Put that pesky list to one side for a day or two. Let the gate hinge squeak for a while, and use the time instead to work out what makes you healthy in the widest sense and start finding out how to incorporate these activities into your daily life. Here are some ideas:

  • Do what makes you happy. It matters not what it is, but find time to do it.
  • Spend time with the people who make you laugh (this might be the same as above, of course)
  • Do something new, or something you know but with a new twist, like in a different place. Learn a new skill, learn a new language, make it achievable and relevant, but still requires your attention for a while.

Perhaps use the new thing to challenge yourself. This does not need to be a physical challenge necessarily, but a way of measuring your performance in this new area.

Find joy and make memories

Whatever you do, make sure that what you are really doing is making memories. Not just memories for you to look back on, but as importantly for others to enjoy going over too. No one’s ever going to look at that gutter and say, “Boy, he kept a clean gutter. The best on the street.” They might say, “Do you remember how he learned to speak French so one evening we went all went to that new restaurant and he insisted on placing the order? The only pity was that the waitress was from Italy so she didn’t understand a word, but we had such a great laugh that night.”

Give it a go. Bonne chance* as they say in French.

*Good luck
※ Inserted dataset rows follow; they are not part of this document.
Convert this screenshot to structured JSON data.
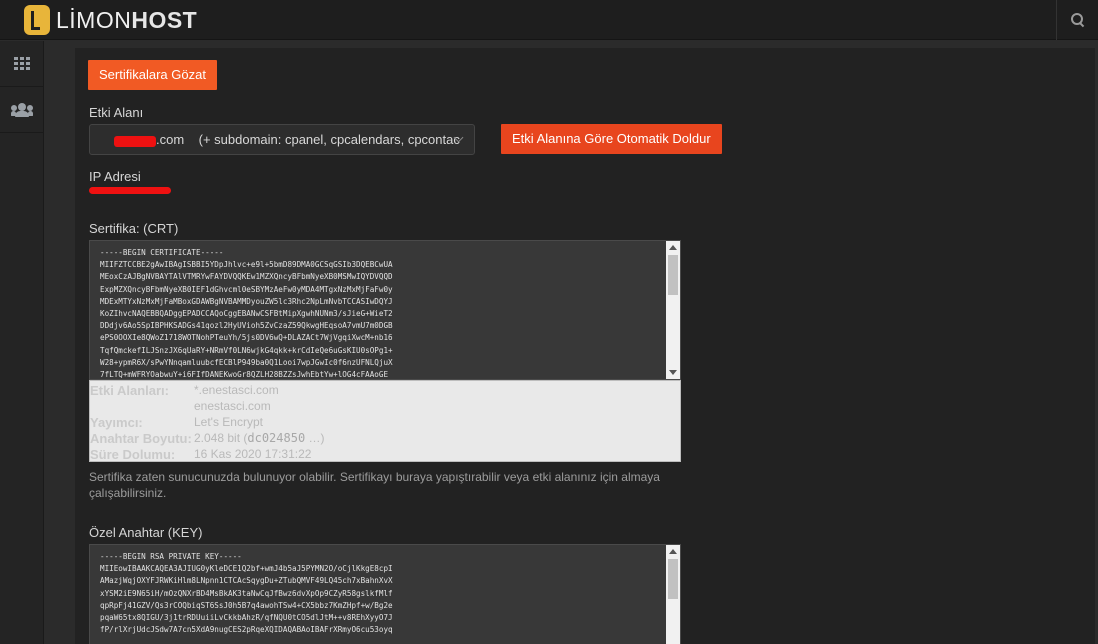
{
  "brand": {
    "name_light": "LİMON",
    "name_bold": "HOST"
  },
  "header": {
    "search_icon": "search-icon"
  },
  "sidebar": {
    "items": [
      {
        "icon": "grid-icon"
      },
      {
        "icon": "users-icon"
      }
    ]
  },
  "buttons": {
    "browse": "Sertifikalara Gözat",
    "autofill": "Etki Alanına Göre Otomatik Doldur"
  },
  "domain": {
    "label": "Etki Alanı",
    "selected_value": ".com    (+ subdomain: cpanel, cpcalendars, cpcontac"
  },
  "ip": {
    "label": "IP Adresi"
  },
  "certificate": {
    "label": "Sertifika: (CRT)",
    "content": "-----BEGIN CERTIFICATE-----\nMIIFZTCCBE2gAwIBAgISBBI5YDpJhlvc+e9l+5bmD89DMA0GCSqGSIb3DQEBCwUA\nMEoxCzAJBgNVBAYTAlVTMRYwFAYDVQQKEw1MZXQncyBFbmNyeXB0MSMwIQYDVQQD\nExpMZXQncyBFbmNyeXB0IEF1dGhvcml0eSBYMzAeFw0yMDA4MTgxNzMxMjFaFw0y\nMDExMTYxNzMxMjFaMBoxGDAWBgNVBAMMDyouZW5lc3Rhc2NpLmNvbTCCASIwDQYJ\nKoZIhvcNAQEBBQADggEPADCCAQoCggEBANwCSFBtMipXgwhNUNm3/sJieG+WieT2\nDDdjv6Ao5SpIBPHKSADGs41qozl2HyUVioh5ZvCzaZ59QkwgHEqsoA7vmU7m0DGB\nePS0OOXIe8QWoZ1718WOTNohPTeuYh/5js0DV6wQ+DLAZACt7WjVgqiXwcM+nb16\nTqfQmckefILJSnzJX6qUaRY+NRmVf0LN6wjkG4qkk+krCdIeQe6uGsKIU0sOPg1+\nW28+ypmR6X/sPwYNnqamluubcfECBlP949ba0Q1Looi7wpJGwIc0f6nzUFNLQjuX\n7fLTQ+mWFRYOabwuY+i6FIfDANEKwoGr8QZLH28BZZsJwhEbtYw+lOG4cFAAoGE"
  },
  "certificate_info": {
    "rows": [
      {
        "key": "Etki Alanları:",
        "value": "*.enestasci.com"
      },
      {
        "key": "",
        "value": "enestasci.com"
      },
      {
        "key": "Yayımcı:",
        "value": "Let's Encrypt"
      },
      {
        "key": "Anahtar Boyutu:",
        "value": "2.048 bit (",
        "mono": "dc024850",
        "suffix": " …)"
      },
      {
        "key": "Süre Dolumu:",
        "value": "16 Kas 2020 17:31:22"
      }
    ]
  },
  "help_text": "Sertifika zaten sunucunuzda bulunuyor olabilir. Sertifikayı buraya yapıştırabilir veya etki alanınız için almaya çalışabilirsiniz.",
  "private_key": {
    "label": "Özel Anahtar (KEY)",
    "content": "-----BEGIN RSA PRIVATE KEY-----\nMIIEowIBAAKCAQEA3AJIUG0yKleDCE1Q2bf+wmJ4b5aJ5PYMN2O/oCjlKkgE8cpI\nAMazjWqjOXYFJRWKiHlm8LNpnn1CTCAcSqygDu+ZTubQMVF49LQ45ch7xBahnXvX\nxYSM2iE9N65iH/mOzQNXrBD4MsBkAK3taNwCqJfBwz6dvXpOp9CZyR58gslkfMlf\nqpRpFj41GZV/Qs3rCOQbiqST6SsJ0h5B7q4awohTSw4+CX5bbz7KmZHpf+w/Bg2e\npqaW65tx8QIGU/3j1trRDUuiiLvCkkbAhzR/qfNQU0tCO5dlJtM++v8REhXyyO7J\nfP/rlXrjUdcJSdw7A7cn5XdA9nugCES2pRqeXQIDAQABAoIBAFrXRmyO6cu53oyq"
  }
}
This article represents the opinions, thoughts, and experiences of the author; none of this content has been paid for by any advertiser. The team does not recommend or endorse any products or treatments discussed herein. Learn more about how we maintain editorial integrity here.